··· Supplied information

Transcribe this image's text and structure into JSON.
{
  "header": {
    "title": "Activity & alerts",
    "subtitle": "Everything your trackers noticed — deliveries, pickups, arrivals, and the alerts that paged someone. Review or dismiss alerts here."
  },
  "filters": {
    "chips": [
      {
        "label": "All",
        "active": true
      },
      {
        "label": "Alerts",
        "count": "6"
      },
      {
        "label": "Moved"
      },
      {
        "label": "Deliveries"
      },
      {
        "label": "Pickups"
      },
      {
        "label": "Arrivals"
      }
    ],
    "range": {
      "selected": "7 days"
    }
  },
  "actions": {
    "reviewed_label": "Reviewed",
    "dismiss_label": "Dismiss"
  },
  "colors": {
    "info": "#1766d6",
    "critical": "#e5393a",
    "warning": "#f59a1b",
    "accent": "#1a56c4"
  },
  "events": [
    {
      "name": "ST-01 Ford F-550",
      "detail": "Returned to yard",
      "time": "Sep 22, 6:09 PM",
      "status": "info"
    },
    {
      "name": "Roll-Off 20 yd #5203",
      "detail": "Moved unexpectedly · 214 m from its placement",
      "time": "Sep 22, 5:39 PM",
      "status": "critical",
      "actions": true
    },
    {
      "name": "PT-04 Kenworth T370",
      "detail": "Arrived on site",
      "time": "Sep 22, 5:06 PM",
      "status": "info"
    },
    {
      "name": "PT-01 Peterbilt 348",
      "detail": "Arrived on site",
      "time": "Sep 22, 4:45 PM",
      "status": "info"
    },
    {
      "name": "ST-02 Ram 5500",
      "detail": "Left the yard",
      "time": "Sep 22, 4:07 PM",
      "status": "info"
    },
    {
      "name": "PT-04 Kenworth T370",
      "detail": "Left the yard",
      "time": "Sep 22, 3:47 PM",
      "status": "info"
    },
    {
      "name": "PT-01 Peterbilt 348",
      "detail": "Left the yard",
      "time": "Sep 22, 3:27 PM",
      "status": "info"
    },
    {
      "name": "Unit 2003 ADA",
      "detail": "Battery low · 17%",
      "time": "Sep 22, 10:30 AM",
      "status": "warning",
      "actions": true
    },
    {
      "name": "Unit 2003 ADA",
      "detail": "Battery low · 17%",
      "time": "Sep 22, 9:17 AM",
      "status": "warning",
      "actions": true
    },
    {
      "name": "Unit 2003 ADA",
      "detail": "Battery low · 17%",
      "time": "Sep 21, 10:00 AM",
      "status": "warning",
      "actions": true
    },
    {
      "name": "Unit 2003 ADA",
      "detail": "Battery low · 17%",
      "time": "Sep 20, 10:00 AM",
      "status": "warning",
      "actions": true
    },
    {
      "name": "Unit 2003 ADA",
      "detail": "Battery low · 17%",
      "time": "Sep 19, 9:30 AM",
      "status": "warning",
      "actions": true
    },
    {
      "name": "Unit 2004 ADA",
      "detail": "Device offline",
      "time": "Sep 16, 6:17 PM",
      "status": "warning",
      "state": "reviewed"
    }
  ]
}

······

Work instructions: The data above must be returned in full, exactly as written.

Solution:
Transcribe this image's text and structure into JSON.
{
  "header": {
    "title": "Activity & alerts",
    "subtitle": "Everything your trackers noticed — deliveries, pickups, arrivals, and the alerts that paged someone. Review or dismiss alerts here."
  },
  "filters": {
    "chips": [
      {
        "label": "All",
        "active": true
      },
      {
        "label": "Alerts",
        "count": "6"
      },
      {
        "label": "Moved"
      },
      {
        "label": "Deliveries"
      },
      {
        "label": "Pickups"
      },
      {
        "label": "Arrivals"
      }
    ],
    "range": {
      "selected": "7 days"
    }
  },
  "actions": {
    "reviewed_label": "Reviewed",
    "dismiss_label": "Dismiss"
  },
  "colors": {
    "info": "#1766d6",
    "critical": "#e5393a",
    "warning": "#f59a1b",
    "accent": "#1a56c4"
  },
  "events": [
    {
      "name": "ST-01 Ford F-550",
      "detail": "Returned to yard",
      "time": "Sep 22, 6:09 PM",
      "status": "info"
    },
    {
      "name": "Roll-Off 20 yd #5203",
      "detail": "Moved unexpectedly · 214 m from its placement",
      "time": "Sep 22, 5:39 PM",
      "status": "critical",
      "actions": true
    },
    {
      "name": "PT-04 Kenworth T370",
      "detail": "Arrived on site",
      "time": "Sep 22, 5:06 PM",
      "status": "info"
    },
    {
      "name": "PT-01 Peterbilt 348",
      "detail": "Arrived on site",
      "time": "Sep 22, 4:45 PM",
      "status": "info"
    },
    {
      "name": "ST-02 Ram 5500",
      "detail": "Left the yard",
      "time": "Sep 22, 4:07 PM",
      "status": "info"
    },
    {
      "name": "PT-04 Kenworth T370",
      "detail": "Left the yard",
      "time": "Sep 22, 3:47 PM",
      "status": "info"
    },
    {
      "name": "PT-01 Peterbilt 348",
      "detail": "Left the yard",
      "time": "Sep 22, 3:27 PM",
      "status": "info"
    },
    {
      "name": "Unit 2003 ADA",
      "detail": "Battery low · 17%",
      "time": "Sep 22, 10:30 AM",
      "status": "warning",
      "actions": true
    },
    {
      "name": "Unit 2003 ADA",
      "detail": "Battery low · 17%",
      "time": "Sep 22, 9:17 AM",
      "status": "warning",
      "actions": true
    },
    {
      "name": "Unit 2003 ADA",
      "detail": "Battery low · 17%",
      "time": "Sep 21, 10:00 AM",
      "status": "warning",
      "actions": true
    },
    {
      "name": "Unit 2003 ADA",
      "detail": "Battery low · 17%",
      "time": "Sep 20, 10:00 AM",
      "status": "warning",
      "actions": true
    },
    {
      "name": "Unit 2003 ADA",
      "detail": "Battery low · 17%",
      "time": "Sep 19, 9:30 AM",
      "status": "warning",
      "actions": true
    },
    {
      "name": "Unit 2004 ADA",
      "detail": "Device offline",
      "time": "Sep 16, 6:17 PM",
      "status": "warning",
      "state": "reviewed"
    }
  ]
}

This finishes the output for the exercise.